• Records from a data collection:
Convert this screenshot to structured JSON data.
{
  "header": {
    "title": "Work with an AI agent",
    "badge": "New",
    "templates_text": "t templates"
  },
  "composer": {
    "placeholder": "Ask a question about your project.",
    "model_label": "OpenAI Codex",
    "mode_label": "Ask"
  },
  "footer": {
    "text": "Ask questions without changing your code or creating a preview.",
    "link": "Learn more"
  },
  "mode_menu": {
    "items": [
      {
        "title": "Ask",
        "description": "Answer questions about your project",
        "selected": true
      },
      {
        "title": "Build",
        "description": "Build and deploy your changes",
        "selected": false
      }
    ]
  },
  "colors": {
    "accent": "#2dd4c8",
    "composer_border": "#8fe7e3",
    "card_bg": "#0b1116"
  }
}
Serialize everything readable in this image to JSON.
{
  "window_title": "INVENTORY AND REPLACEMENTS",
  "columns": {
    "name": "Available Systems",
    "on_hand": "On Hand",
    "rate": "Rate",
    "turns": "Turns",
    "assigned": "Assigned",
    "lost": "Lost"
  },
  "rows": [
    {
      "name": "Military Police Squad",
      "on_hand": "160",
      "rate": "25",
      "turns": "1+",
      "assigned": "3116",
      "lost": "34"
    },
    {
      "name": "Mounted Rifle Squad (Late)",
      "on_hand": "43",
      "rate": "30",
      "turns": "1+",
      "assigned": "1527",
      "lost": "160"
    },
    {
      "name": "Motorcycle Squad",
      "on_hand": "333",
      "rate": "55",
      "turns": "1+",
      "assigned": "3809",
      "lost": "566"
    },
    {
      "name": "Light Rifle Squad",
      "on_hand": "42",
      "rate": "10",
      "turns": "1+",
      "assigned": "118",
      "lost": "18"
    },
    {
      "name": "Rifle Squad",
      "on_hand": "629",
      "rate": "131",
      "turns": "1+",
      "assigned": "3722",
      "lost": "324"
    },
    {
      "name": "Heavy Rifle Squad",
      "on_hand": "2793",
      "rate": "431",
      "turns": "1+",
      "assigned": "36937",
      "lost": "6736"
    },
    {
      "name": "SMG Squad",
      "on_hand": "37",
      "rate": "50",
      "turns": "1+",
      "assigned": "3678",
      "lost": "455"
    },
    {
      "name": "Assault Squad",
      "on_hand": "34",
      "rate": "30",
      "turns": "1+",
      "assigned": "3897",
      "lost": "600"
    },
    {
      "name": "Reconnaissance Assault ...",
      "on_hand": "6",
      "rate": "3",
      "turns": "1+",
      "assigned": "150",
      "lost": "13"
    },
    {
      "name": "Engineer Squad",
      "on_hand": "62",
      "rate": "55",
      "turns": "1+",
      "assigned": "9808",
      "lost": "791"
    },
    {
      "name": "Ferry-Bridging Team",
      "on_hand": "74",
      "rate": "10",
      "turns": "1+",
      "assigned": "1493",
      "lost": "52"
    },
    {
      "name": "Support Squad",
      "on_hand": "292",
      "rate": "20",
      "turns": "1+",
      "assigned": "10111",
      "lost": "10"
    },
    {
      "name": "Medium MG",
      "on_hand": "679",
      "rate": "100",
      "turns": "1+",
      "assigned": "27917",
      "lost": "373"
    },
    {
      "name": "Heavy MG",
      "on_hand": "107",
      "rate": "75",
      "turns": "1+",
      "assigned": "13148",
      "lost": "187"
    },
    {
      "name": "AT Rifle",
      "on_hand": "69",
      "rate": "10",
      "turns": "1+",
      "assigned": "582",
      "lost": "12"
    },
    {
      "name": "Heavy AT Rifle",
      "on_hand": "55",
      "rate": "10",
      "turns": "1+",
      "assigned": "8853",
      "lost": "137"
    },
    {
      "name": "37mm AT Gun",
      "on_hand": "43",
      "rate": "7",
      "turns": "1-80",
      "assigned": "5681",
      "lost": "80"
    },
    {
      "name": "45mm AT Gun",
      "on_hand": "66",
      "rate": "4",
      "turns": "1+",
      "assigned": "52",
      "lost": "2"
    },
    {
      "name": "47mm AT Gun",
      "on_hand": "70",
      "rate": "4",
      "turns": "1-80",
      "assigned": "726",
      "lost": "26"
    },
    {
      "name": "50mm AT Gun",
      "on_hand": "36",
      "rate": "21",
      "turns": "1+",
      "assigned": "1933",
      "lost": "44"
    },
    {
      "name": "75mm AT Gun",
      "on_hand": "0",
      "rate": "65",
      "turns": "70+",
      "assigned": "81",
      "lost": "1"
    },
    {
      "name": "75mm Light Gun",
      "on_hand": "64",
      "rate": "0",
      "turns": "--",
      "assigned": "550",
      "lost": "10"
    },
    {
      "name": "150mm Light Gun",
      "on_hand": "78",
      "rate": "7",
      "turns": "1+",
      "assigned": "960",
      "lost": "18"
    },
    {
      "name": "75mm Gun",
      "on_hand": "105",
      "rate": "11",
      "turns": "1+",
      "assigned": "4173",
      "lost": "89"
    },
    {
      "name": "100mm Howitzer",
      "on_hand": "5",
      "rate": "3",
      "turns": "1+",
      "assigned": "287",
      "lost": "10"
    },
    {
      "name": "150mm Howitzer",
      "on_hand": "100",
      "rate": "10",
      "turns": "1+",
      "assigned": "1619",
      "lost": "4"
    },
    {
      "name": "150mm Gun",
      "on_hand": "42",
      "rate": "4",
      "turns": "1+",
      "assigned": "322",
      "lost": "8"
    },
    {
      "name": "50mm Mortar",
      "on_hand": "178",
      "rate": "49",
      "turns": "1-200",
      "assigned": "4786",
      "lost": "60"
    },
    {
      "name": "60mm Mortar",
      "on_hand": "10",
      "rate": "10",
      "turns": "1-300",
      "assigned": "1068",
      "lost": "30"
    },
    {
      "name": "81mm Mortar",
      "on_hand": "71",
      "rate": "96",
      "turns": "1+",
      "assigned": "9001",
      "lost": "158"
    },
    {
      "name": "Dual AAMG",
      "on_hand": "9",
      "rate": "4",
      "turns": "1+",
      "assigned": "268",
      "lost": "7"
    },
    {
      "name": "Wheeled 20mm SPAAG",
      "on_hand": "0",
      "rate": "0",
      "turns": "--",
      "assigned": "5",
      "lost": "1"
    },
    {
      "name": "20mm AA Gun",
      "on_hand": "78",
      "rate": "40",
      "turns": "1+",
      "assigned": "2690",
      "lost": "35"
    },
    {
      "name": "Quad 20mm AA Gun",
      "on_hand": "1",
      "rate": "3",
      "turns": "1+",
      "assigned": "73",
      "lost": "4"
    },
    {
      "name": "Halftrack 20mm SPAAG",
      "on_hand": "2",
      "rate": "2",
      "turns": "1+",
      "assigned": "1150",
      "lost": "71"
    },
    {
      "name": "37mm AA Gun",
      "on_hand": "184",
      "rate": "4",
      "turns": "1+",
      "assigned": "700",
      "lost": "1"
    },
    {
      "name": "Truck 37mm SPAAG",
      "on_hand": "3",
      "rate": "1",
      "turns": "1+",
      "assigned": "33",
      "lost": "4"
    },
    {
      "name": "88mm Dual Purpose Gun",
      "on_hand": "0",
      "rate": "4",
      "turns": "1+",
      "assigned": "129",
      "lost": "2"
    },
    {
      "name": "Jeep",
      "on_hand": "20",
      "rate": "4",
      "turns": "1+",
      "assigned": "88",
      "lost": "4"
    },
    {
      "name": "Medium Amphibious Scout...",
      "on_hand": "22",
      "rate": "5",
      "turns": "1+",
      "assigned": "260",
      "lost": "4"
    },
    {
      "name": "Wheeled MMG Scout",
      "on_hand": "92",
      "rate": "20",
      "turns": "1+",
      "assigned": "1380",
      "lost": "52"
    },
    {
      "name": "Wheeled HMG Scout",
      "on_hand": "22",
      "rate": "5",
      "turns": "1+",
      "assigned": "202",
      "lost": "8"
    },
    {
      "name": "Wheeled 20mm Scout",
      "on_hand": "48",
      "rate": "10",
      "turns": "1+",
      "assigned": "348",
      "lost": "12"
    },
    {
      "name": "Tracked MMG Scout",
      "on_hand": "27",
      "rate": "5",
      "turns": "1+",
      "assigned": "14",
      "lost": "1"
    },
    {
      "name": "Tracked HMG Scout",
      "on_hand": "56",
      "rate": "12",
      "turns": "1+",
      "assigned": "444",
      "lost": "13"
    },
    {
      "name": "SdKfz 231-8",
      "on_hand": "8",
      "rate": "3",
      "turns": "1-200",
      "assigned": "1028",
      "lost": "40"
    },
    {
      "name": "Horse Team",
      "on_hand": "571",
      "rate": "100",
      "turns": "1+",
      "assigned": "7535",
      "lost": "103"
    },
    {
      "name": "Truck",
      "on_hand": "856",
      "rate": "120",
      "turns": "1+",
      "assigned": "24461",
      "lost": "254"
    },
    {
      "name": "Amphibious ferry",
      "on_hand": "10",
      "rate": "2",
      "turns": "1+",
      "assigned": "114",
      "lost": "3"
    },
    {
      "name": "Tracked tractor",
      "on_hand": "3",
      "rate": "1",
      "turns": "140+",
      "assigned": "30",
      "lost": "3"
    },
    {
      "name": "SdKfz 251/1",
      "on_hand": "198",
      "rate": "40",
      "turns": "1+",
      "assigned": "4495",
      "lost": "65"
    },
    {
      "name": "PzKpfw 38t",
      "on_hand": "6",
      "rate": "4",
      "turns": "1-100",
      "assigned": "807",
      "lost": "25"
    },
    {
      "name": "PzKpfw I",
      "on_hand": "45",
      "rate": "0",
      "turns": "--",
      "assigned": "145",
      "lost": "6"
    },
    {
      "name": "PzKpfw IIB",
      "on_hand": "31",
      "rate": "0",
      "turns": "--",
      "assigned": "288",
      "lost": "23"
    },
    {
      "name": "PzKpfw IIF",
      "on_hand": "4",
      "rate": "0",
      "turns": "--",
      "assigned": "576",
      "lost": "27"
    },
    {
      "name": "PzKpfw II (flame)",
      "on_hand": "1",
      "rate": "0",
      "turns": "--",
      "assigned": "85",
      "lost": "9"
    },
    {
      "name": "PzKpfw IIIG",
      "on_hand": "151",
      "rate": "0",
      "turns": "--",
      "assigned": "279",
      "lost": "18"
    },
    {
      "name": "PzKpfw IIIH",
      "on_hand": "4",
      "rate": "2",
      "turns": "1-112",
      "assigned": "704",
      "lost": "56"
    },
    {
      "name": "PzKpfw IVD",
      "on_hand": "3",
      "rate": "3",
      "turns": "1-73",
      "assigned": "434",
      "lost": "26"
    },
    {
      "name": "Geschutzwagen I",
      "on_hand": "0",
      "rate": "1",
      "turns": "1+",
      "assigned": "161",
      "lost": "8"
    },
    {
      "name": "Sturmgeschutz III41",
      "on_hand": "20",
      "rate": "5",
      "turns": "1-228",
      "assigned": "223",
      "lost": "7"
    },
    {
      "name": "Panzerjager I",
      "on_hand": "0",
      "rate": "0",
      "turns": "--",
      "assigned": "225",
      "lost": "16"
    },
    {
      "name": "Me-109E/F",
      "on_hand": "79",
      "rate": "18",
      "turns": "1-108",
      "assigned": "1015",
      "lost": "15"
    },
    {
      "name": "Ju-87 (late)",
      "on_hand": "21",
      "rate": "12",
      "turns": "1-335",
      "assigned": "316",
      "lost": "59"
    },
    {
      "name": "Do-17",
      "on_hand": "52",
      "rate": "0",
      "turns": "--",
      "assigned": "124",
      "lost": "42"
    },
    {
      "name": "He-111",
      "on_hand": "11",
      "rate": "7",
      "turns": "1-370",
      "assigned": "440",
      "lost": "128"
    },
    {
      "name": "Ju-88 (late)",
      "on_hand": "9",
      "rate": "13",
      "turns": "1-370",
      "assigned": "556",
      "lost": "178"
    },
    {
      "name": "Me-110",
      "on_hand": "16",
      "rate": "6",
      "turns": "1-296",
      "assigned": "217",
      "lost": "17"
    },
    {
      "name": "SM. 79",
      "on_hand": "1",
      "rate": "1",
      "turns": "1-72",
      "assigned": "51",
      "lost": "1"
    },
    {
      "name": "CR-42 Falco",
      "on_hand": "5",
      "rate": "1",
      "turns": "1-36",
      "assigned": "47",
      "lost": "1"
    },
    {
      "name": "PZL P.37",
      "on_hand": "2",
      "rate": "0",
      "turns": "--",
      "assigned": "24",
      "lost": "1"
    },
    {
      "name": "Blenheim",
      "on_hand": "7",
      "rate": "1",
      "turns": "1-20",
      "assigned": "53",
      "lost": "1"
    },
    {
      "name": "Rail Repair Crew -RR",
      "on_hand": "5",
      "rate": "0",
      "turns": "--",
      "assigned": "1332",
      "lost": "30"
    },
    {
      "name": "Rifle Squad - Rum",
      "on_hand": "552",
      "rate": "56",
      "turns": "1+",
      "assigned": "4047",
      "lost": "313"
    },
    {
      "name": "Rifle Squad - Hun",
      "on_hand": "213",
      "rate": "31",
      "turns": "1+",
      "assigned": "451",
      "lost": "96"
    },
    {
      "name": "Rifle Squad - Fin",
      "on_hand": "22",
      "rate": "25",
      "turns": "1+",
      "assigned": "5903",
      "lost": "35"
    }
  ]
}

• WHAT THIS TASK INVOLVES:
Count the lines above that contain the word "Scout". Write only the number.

• TASK SOLUTION:
6